═════ The data

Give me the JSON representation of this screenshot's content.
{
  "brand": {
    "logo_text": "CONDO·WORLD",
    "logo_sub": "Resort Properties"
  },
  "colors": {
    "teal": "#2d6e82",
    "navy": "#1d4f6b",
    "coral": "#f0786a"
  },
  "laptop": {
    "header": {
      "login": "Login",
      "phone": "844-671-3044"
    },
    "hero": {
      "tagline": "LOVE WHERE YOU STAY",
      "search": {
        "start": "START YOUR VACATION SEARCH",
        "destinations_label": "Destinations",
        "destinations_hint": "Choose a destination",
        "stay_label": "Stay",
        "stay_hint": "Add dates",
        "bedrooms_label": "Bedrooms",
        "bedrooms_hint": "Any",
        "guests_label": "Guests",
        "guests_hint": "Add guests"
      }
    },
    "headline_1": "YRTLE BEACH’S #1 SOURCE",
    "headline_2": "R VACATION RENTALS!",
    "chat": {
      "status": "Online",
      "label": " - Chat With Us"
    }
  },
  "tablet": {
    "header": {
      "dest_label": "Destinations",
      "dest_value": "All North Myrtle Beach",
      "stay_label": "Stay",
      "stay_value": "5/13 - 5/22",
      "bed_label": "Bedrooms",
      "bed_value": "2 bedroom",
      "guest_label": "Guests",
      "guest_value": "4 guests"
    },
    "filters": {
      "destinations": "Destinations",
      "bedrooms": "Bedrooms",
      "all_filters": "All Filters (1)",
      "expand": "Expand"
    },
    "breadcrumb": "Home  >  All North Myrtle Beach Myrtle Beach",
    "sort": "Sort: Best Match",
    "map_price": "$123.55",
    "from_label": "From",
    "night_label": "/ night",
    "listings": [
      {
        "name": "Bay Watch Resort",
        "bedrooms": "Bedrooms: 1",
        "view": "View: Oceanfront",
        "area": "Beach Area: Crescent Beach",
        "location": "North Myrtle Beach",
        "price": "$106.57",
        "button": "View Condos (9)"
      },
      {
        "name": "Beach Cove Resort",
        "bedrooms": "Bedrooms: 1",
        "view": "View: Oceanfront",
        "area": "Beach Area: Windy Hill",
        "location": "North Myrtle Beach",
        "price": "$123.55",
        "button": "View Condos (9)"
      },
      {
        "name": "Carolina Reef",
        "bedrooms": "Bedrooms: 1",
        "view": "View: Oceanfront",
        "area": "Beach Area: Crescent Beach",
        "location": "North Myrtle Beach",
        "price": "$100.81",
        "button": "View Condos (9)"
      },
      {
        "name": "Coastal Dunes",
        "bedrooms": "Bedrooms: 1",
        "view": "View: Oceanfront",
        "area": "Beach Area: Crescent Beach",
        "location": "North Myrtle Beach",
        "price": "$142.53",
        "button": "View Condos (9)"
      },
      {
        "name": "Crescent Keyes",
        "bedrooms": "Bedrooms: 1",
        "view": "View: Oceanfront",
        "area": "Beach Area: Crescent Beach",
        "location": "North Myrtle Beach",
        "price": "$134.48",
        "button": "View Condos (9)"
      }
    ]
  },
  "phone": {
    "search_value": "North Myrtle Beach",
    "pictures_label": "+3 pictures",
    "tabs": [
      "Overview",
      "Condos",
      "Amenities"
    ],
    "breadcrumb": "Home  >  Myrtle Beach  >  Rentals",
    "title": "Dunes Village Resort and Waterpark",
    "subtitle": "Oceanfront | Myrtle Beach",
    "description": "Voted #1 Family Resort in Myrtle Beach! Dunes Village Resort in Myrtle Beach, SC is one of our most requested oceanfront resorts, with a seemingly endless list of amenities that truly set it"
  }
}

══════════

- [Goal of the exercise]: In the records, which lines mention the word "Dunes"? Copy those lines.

- [Answer to the problem]:
        "name": "Coastal Dunes",
    "title": "Dunes Village Resort and Waterpark",
    "description": "Voted #1 Family Resort in Myrtle Beach! Dunes Village Resort in Myrtle Beach, SC is one of our most requested oceanfront resorts, with a seemingly endless list of amenities that truly set it"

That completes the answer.